Gay sex scandal at the Vatican

In his FP piece on the decline of the Catholic Church in Ireland, Patsy McGarry described the disatisfaction of Irish catholics with the Pope's tepid response to their country's priest sex abuse scandal. Now Benedict may have to do some damage control on a scandal much closer to home:

Angelo Balducci, a Gentleman of His Holiness, was caught by police on a wiretap allegedly negotiating with Thomas Chinedu Ehiem, a 29-year-old Vatican chorister, over the specific physical details of men he wanted brought to him.
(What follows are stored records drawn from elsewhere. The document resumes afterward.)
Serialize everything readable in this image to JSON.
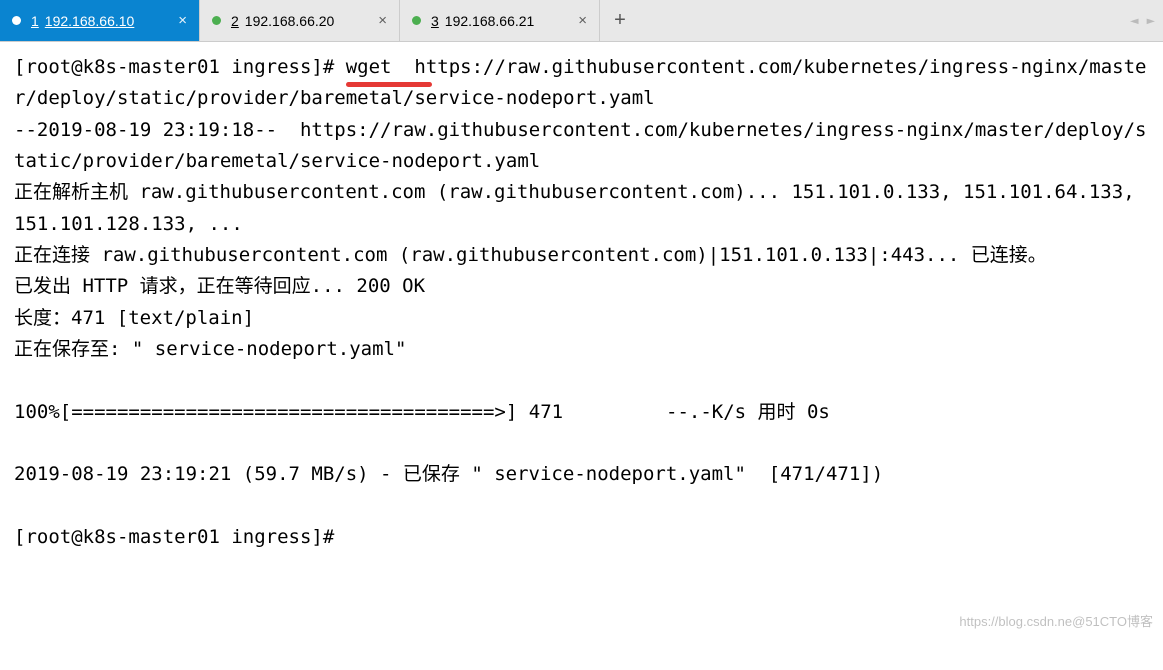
{
  "tabs": [
    {
      "num": "1",
      "label": "192.168.66.10",
      "active": true
    },
    {
      "num": "2",
      "label": "192.168.66.20",
      "active": false
    },
    {
      "num": "3",
      "label": "192.168.66.21",
      "active": false
    }
  ],
  "newTab": "+",
  "term": {
    "prompt1": "[root@k8s-master01 ingress]# ",
    "cmd_wget": "wget",
    "cmd_url": "  https://raw.githubusercontent.com/kubernetes/ingress-nginx/master/deploy/static/provider/baremetal/service-nodeport.yaml",
    "line_timestamp": "--2019-08-19 23:19:18--  https://raw.githubusercontent.com/kubernetes/ingress-nginx/master/deploy/static/provider/baremetal/service-nodeport.yaml",
    "line_resolve": "正在解析主机 raw.githubusercontent.com (raw.githubusercontent.com)... 151.101.0.133, 151.101.64.133, 151.101.128.133, ...",
    "line_connect": "正在连接 raw.githubusercontent.com (raw.githubusercontent.com)|151.101.0.133|:443... 已连接。",
    "line_http": "已发出 HTTP 请求，正在等待回应... 200 OK",
    "line_length": "长度：471 [text/plain]",
    "line_saving": "正在保存至: \" service-nodeport.yaml\"",
    "line_blank1": "",
    "line_progress": "100%[=====================================>] 471         --.-K/s 用时 0s",
    "line_blank2": "",
    "line_done": "2019-08-19 23:19:21 (59.7 MB/s) - 已保存 \" service-nodeport.yaml\"  [471/471])",
    "line_blank3": "",
    "prompt2": "[root@k8s-master01 ingress]#"
  },
  "watermark": "https://blog.csdn.ne@51CTO博客"
}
Transcripts in the possession of the Guardian suggest that numerous men may have been procured for Balducci, at least one of whom was studying for the priesthood.

The explosive claims about Balducci's private life have caused grave embarrassment to the Vatican, which has yet to publicly comment on the affair.



What other countries think of the United States

A few weeks ago, I blogged about what the United States thinks of other countries -- its rather cruel view of Afghanistan being one of the less fortunate things about that Pew Poll.

Today, Andrew Kohut, the head of the fantastically useful Pew Research Center, testified before the House Foreign Affairs Subcommittee on International Organizations, Human Rights, and Oversight -- and let them know just what everyone else thinks of us. He included this chart in his testimony:

Some things to note:

  • Kenyans like Americans better than Americans like themselves.
  • Just one in a hundred Jordanians thought favorably of the United States in the wake of the Iraq invasion.
  • In Middle Eastern countries, support for the United States plummeted as soon as it invaded Iraq. Support for the United States dwindled over time in European countries, as the two wars dragged on.
  • The Obama bounce was biggest in France and Germany.
  • The average variance of opinion is 25.5 percent. 

The chart also allows us to determine the United States' most fickle friend -- that is, the country whose opinion of the United States has varied most over the course of the past decade. The honor goes to Indonesia. The country most steady in its views of the United States? Palestine, which has never cared for Washington much, apparently. Chart after the jump.